The future of psychedelic therapy

Despite its flaws, this new trial does seem to suggest that psilocybin may work better than escitalopram. However, a much bigger and comprehensive study of psilocybin is needed to fully understand whether it will be useful for treating depression.

And this is exactly what London-based pharmaceutical company COMPASS Pathways is aiming to do. COMPASS is a mental health care company, with a mission to accelerate patient access to evidence-based innovation in mental health. In an exclusive interview with The Oxford Student, I asked a representative of the company to describe their current research endeavours.

“We are pioneering the development of a new model of psilocybin therapy, in which our proprietary formulation of synthetic psilocybin, COMP360, is administered in conjunction with psychological support… We are currently conducting a phase IIb clinical trial of psilocybin therapy for treatment-resistant depression, in 22 sites across Europe and North America. The trial is looking at the safety and efficacy of psilocybin therapy in treatment-resistant depression.”

This new trial does seem to suggest that psilocybin may work better than escitalopram.

If successful, this trial will provide more evidence of the effectiveness of psilocybin therapy for patients who have struggled to cure their depression with traditional treatments. The results of this trial are expected to be published by the end of the year.

But they also point out that psilocybin is unlikely to be something you’ll get prescribed by your GP. “Psilocybin therapy, if approved, could be another option for patients who are not helped by existing treatments… This is unlikely to be a first-line treatment for depression – antidepressants work for many people (and that’s good!). We want to help those who aren’t in that category.”

However, some people have concerns over the use of psychedelics for treating psychiatric disorders, such as the risk that the drug could be abused by patients, and the controversial nature of the treatment. In fact, it took 32 months for the initial trial of psilocybin by Imperial College to be approved by ethical committees. So, I asked COMPASS what they think is the biggest challenge facing the adoption of psychedelics for treating mental health conditions.

“One of the biggest challenges in the adoption of psychedelic therapy for mental health conditions will be to make sure that the work is done rigorously and scientifically. As with any medicine, we need to generate the evidence to show this has been tested and that we know it is safe, effective and of the highest quality. The COVID-19 vaccines have shown how important it is to reassure people that clinical trials have been carried out and that regulators have approved the medicines before they are widely adopted.

There is an urgent mental health care crisis and we need to get medicines to patients in need as quickly as possible – but in a way that prioritises safety, efficacy and quality.”

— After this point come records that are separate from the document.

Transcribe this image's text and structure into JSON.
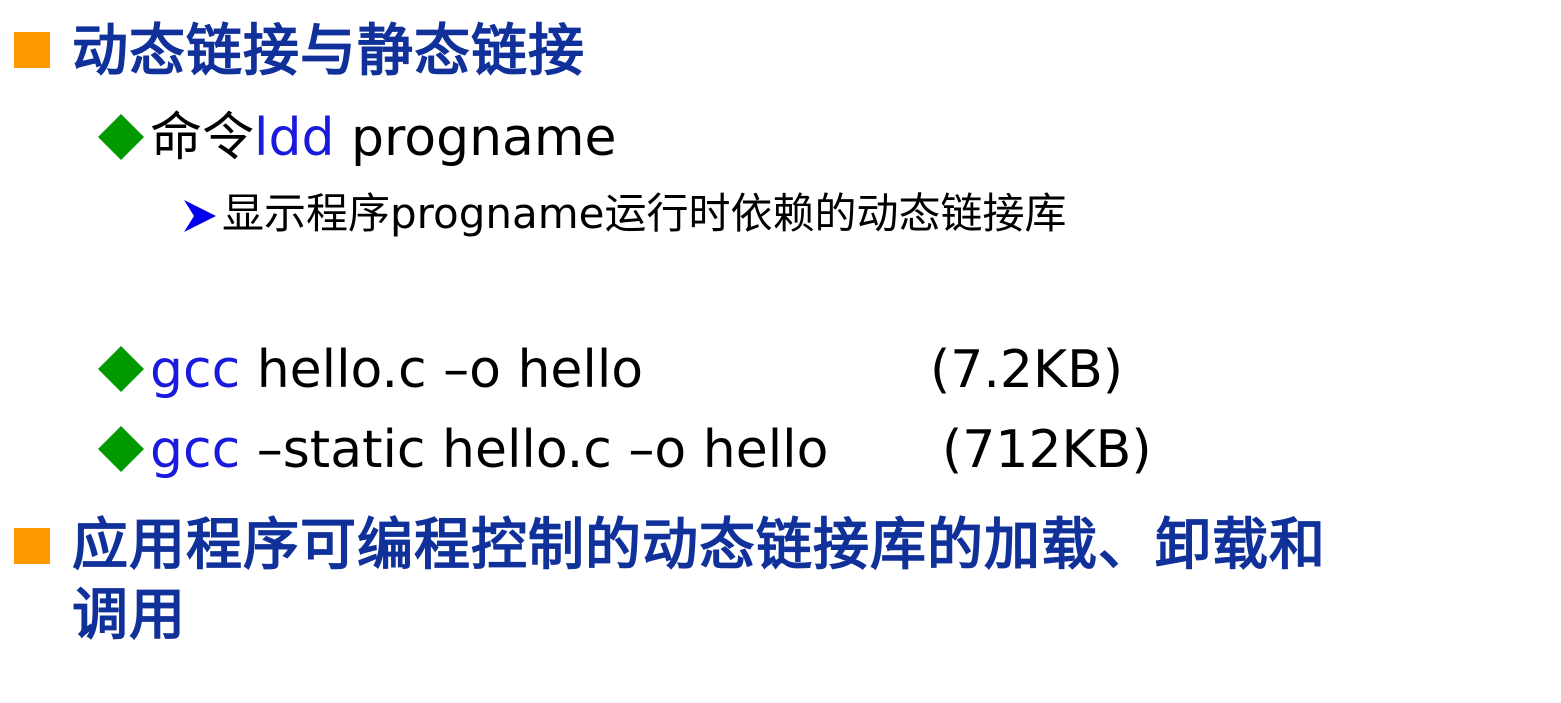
{
  "slide": {
    "bullets": [
      {
        "level": 1,
        "text": "动态链接与静态链接"
      },
      {
        "level": 2,
        "prefix": "命令",
        "command": "ldd",
        "rest": " progname"
      },
      {
        "level": 3,
        "text": "显示程序progname运行时依赖的动态链接库"
      },
      {
        "level": 2,
        "command": "gcc",
        "rest": " hello.c –o hello",
        "size": "(7.2KB)"
      },
      {
        "level": 2,
        "command": "gcc",
        "rest": " –static hello.c –o hello",
        "size": "(712KB)"
      },
      {
        "level": 1,
        "line1": "应用程序可编程控制的动态链接库的加载、卸载和",
        "line2": "调用"
      }
    ]
  },
  "colors": {
    "level1_bullet": "#ff9900",
    "level1_text": "#10309a",
    "level2_bullet": "#009900",
    "level3_bullet": "#0000ee",
    "command": "#1a1adf",
    "body_text": "#000000"
  },
  "icons": {
    "level1": "orange-square-icon",
    "level2": "green-diamond-icon",
    "level3": "blue-arrowhead-icon"
  }
}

It is clear, then, that a great number of questions still need to be answered before psychedelic therapy is available to patients. It’s yet to even be proven to work better than problematic, currently-used antidepressants. Nonetheless, to its proponents, psilocybin is the first drug in decades that stands a chance at advancing the treatment of depression. According to Prof Goodwin, “Remedicalising psilocybin and related drugs is the most interesting project in contemporary psychiatry.” Only time, and a lot more research, will tell if psilocybin will live up to these high expectations.

Image credit: Cas Holmes on Unsplash